One day as I sat in Malaprop’s bookshop in downtown Asheville, NC, I saw a man fall into the street and hit his head on the curb. I ran out to see if I could help, surprised at the people looking at him but not moving to help him. As I got to him, I heard several people whisper that he must be drunk. Drunk or not, he hit his head. I helped him to his feet and got him into Malaprop’s to my table so he could recover a bit. He wasn’t drunk, though he said that many people say that about him. He had a neurological disorder that made it difficult for him to walk. His aide had just gone to park the car and would be looking for him. So many times, we assume. We don’t know, so we fill in the spaces with our own story: A man falling into the street at 10am? Must be drunk; let’s steer clear. I’ve known this from the inside out, taking Tess to restaurants or...

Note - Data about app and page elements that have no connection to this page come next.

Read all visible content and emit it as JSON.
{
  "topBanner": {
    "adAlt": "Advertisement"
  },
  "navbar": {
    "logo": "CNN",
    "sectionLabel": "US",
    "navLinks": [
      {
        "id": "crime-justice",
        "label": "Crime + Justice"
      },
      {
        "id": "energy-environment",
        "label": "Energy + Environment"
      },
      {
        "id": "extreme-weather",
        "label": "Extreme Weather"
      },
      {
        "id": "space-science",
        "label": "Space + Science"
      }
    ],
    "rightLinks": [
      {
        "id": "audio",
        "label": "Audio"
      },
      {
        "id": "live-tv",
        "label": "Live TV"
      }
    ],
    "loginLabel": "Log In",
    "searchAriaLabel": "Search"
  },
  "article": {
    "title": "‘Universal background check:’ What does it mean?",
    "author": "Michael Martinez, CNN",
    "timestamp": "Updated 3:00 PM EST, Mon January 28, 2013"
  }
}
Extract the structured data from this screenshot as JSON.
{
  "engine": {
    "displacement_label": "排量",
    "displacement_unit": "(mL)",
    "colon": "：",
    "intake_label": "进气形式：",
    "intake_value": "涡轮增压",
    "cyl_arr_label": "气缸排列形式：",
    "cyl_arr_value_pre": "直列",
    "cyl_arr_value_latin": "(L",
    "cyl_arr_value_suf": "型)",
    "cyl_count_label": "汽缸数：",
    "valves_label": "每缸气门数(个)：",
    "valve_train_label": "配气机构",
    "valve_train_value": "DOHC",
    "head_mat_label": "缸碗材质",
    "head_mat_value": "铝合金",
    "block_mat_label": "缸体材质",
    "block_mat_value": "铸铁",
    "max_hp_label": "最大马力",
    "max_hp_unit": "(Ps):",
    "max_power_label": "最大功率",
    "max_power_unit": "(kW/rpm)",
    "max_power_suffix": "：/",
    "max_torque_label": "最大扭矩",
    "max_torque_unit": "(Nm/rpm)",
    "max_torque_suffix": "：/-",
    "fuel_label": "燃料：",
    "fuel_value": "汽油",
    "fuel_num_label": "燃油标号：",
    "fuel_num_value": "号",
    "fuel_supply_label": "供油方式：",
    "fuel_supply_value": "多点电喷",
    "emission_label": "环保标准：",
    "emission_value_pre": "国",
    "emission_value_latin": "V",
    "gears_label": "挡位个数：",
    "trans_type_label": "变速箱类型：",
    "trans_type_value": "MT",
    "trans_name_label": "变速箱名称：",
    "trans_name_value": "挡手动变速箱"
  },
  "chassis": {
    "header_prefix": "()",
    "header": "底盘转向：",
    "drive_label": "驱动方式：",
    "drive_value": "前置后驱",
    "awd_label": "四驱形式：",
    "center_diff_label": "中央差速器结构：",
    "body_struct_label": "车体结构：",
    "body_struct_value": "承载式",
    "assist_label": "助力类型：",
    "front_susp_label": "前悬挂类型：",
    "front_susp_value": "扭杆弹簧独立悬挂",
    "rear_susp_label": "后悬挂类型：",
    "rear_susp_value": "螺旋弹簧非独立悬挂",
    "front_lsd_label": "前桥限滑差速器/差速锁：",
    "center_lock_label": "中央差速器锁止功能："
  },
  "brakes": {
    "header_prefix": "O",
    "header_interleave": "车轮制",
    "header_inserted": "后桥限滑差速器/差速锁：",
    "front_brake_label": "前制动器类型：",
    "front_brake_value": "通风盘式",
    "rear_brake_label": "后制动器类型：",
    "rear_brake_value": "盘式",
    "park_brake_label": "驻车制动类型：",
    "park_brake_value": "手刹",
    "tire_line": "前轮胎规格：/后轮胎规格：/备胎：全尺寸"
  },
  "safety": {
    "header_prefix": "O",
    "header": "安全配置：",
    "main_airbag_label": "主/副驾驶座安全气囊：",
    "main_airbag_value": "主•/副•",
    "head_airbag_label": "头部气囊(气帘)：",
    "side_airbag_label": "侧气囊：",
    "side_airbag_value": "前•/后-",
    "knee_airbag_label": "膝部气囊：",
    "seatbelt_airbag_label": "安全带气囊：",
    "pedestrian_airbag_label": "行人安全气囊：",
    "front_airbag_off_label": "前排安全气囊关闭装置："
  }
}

live a story of wholeness

By on Jan 20, 2015

She came into the world quickly. And loudly. She was a screamer from the beginning. Even our neighbors commented on the decibel level. Everything set her off—invisible things, hunger, crowds, things we could not know. We worried when she got old enough to scream, “Help me, help me,” that people passing by the house, or neighbors even, would call the police. I know I would if I heard that. But no one did and we lived for years with sometimes up to five or six tantrums a day that would last, or could last, for hours each time, each accompanied by “Help me,” by which she meant she needed our help to be able to stop. Her anger was palpable. It was something I could feel in the air, as if I could reach out and grab it, hot to the touch. Like lava, unmanageable, and deadly. I took her to The Hop, her favorite ice cream shop, for a friend’s birthday when she was about five years old. It was...

i have a dream too.

By on Jan 19, 2015

  Martin Luther King, Jr., had a dream, a dream worth pausing to remember on this glorious afternoon amidst the pomp and the circumstance. I have found as I’ve made my way into adulthood in this life of mine, that I share his dream. And I have dreams of my own. I have a dream that we won’t fool ourselves into thinking Dr. King’s dream has been realized. I have a dream that one day we will stand in lines all night long to find solutions to child abuse and child hunger, just like we stand in lines all night to buy iPads, and Harry Potter books, and tickets to the next Star Wars movie. I have a dream that one day we will show up by the thousands in small towns across this nation and this world to show support for dismantling racism, just as we’ve shown up with incredible energy to win the right for a Google Fiber network to be put in our town. I have a dream...

strong offer friday

By on Jan 16, 2015

What has taken the place of your work has become your work. So if worrying about what people are saying about your work takes up most of your time, then that has become your work. If making excuses for why you don’t have time to write occupies your days, then that has become your work. If relentlessly checking your Amazon page ranking or Facebook friends or number of Twitter followers is your preoccupation, then that has become your work. Be honest about what your work is, what it has become, and what you want it to be. Here are the strong offers I’m making now: WRITING “From My Orange Desk” is a new letter (not newsletter) I am sending out twice a month to subscribers. Handwritten, like letters used to be. From the heart. With a single intention–to explore. SPEAKING I’m pleased to be part of Julia Roberts’ free Storyteller’s Summit,...